'Situation remains tough & difficult to predict' – Chairman, BASF
Dr Hambrecht, Chairman, BASF
BASF's global business declined significantly in December 2008. In all regions, demand for chemical products has not picked up in the first half of January and customers are continuing to destock.
BASF's chairman, Dr. Jürgen Hambrecht, currently sees no signs of a turnaround: “The situation remains tough and difficult to predict. We do not expect the economic environment to improve in the coming months.” The decline in business is greater than expected in November and will negatively impact earnings.
BASF reduced capacity utilization at its production plants at its six Verbund sites worldwide in mid-November. On average, the capacity utilization rate within the BASF Group is currently less than 75 percent. Only demand for crop protection products and products for the food industry remains high.
Since implementing the production capacity reductions, BASF has wherever possible been using flexible working time arrangements such as reduction of overtime and holiday accounts at the affected sites worldwide. In doing so, the company is also utilizing the benefits offered by its integrated approach to production known as Verbund, which allows employees to be transferred between plants with varying capacity utilization rates.
“BASF's team worldwide has shown an enormous degree of flexibility and solidarity in responding to the measures that have been necessary. I would like to thank all our employees, and I trust in their continued support,” said Hambrecht.
Flexible working time arrangements are no longer sufficient to absorb the effects of production cuts everywhere. This applies primarily to sites that manufacture products for the automotive industry. For example, short-time working will be introduced in February for approximately 1,500 employees at BASF Coatings' site in Münster, Germany, and for 180 employees in Schwarzheide, Germany.

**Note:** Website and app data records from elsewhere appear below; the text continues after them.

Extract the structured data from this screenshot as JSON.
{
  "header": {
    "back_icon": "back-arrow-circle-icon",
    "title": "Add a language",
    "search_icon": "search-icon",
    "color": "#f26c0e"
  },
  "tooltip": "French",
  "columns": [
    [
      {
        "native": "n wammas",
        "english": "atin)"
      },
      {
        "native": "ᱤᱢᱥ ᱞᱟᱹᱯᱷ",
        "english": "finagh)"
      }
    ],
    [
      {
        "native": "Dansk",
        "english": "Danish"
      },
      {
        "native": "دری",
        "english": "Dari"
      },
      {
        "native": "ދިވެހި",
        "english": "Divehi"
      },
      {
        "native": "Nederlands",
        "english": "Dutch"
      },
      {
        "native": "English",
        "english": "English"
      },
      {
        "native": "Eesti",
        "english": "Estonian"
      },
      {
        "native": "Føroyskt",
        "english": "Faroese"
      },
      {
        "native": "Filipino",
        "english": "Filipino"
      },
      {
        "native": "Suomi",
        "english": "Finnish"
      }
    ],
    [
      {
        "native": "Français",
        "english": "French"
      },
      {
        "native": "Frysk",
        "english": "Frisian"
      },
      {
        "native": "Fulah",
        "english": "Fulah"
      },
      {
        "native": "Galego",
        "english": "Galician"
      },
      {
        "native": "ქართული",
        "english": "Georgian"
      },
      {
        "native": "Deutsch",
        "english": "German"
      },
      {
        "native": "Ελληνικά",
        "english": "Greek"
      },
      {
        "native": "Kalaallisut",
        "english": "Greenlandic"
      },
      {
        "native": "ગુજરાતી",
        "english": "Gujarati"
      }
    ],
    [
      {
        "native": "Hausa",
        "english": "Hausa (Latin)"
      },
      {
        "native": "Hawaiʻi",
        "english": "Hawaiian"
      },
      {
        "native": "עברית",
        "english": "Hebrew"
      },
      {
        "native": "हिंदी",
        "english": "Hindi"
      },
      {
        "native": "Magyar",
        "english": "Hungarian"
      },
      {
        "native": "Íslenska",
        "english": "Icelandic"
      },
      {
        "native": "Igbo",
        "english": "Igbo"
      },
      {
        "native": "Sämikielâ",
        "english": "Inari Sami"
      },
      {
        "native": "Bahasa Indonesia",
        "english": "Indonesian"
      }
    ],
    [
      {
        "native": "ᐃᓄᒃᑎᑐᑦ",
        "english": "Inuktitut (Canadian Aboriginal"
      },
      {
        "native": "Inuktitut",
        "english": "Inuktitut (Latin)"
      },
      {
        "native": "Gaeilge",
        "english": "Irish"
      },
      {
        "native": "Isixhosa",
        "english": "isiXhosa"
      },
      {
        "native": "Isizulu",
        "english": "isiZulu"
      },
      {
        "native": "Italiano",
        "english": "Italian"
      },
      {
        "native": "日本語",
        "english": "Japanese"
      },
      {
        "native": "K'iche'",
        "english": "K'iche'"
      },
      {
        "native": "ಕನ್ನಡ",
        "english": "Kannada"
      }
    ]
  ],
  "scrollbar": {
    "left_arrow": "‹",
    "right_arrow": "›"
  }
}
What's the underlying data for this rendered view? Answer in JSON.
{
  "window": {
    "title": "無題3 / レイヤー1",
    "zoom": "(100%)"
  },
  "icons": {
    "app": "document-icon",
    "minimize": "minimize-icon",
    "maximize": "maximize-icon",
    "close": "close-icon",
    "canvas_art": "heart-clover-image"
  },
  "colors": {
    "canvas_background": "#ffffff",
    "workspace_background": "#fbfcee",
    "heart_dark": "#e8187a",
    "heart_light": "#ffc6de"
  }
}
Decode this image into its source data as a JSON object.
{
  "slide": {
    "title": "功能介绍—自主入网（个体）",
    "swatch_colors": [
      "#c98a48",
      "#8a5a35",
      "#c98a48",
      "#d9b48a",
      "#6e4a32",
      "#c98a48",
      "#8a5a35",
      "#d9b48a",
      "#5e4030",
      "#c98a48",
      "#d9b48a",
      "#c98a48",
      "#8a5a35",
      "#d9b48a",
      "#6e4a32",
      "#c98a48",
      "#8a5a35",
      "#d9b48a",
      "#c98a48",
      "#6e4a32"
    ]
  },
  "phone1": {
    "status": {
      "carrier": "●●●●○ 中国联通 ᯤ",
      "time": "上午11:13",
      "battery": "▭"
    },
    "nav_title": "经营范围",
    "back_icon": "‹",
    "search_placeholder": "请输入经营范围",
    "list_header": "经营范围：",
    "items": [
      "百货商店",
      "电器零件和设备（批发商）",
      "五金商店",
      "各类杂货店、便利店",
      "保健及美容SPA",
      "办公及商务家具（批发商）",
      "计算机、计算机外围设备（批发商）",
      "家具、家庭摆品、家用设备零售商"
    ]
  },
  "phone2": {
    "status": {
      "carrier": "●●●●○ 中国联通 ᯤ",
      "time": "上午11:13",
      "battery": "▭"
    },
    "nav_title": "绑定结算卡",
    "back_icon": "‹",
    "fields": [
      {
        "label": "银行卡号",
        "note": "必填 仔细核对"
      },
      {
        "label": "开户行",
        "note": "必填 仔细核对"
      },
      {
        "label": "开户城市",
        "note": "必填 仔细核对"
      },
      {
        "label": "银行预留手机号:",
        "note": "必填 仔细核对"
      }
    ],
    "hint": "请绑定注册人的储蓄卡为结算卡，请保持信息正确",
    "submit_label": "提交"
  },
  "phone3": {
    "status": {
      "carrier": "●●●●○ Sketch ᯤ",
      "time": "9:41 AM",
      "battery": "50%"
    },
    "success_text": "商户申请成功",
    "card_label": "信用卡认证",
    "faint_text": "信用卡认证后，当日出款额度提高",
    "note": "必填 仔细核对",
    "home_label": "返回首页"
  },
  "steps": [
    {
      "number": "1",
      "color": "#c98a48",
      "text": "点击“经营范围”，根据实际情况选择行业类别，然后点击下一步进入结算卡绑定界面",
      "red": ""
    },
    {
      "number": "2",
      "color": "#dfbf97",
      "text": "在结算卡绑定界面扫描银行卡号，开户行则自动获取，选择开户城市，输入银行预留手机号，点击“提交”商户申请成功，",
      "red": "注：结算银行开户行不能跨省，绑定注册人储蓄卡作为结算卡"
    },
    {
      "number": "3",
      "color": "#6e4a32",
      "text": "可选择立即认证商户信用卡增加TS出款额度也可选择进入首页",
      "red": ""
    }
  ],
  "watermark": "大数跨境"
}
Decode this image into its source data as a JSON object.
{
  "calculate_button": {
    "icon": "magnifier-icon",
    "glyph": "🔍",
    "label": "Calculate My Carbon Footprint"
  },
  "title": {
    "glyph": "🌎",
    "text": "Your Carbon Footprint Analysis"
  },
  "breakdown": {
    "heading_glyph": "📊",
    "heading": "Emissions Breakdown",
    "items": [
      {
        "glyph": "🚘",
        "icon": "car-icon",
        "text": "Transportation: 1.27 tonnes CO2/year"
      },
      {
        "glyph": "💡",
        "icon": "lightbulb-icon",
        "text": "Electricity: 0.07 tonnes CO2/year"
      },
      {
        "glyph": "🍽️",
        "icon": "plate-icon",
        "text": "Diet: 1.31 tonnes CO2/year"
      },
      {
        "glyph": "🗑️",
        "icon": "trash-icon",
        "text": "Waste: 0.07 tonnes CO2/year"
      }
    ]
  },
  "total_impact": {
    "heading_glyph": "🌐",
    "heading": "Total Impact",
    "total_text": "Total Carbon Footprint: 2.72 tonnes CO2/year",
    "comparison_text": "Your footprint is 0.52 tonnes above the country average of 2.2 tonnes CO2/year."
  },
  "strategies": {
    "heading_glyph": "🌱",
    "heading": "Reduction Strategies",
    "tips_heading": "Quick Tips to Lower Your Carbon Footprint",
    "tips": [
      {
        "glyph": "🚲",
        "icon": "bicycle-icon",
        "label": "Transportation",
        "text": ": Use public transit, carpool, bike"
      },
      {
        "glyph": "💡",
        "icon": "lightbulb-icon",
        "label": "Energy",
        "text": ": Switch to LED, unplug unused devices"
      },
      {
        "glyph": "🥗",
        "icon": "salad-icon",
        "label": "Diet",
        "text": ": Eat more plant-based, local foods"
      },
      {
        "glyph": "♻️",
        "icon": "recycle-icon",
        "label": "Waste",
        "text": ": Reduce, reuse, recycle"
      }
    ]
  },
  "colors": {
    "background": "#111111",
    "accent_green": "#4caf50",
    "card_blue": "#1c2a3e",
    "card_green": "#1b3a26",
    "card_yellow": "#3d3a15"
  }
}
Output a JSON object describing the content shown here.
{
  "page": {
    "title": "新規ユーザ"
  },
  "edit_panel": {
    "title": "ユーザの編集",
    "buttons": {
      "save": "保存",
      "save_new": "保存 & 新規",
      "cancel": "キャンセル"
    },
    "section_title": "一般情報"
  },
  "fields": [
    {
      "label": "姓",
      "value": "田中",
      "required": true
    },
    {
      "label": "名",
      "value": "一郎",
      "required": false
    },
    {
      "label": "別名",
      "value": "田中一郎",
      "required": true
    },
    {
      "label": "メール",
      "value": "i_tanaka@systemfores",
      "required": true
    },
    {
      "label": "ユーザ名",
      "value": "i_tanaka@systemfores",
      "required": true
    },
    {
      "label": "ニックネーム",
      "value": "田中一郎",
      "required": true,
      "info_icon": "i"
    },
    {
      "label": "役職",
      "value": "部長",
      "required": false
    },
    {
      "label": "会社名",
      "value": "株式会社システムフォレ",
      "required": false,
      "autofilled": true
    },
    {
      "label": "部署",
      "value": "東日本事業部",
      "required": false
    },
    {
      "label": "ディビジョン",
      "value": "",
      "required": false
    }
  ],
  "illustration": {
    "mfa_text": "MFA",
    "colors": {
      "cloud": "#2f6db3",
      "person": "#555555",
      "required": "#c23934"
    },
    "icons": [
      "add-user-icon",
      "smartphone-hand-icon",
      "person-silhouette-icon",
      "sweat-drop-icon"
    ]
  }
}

Working hours have already been reduced for about 150 employees at two smaller coatings sites in Italy. BASF cannot rule out the introduction of short-time working at further sites. In Ludwigshafen and Antwerp, it can be avoided for the time being thanks to the use of flexible manpower planning.
The company's management has already agreed a preliminary framework with employee representatives that will allow the rapid introduction of short-time working in Ludwigshafen if necessary.
(Note: In Germany, short-time working is an instrument that companies can use to avoid redundancies in difficult economic situations. During short-time work, employees work less or not at all for a maximum of 18 months. The loss of earnings incurred is in part compensated by short-time working benefits paid by the Federal Employment Agency).
“We will maintain strict discipline with regard to costs and expenditures. And we will accelerate the implementation of our existing global restructuring and efficiency programs,” said Hambrecht. BASF has already announced plant closures in North America and Asia: Examples include a BASF coatings site in New Jersey and a production plant for precursors for plastics in Korea.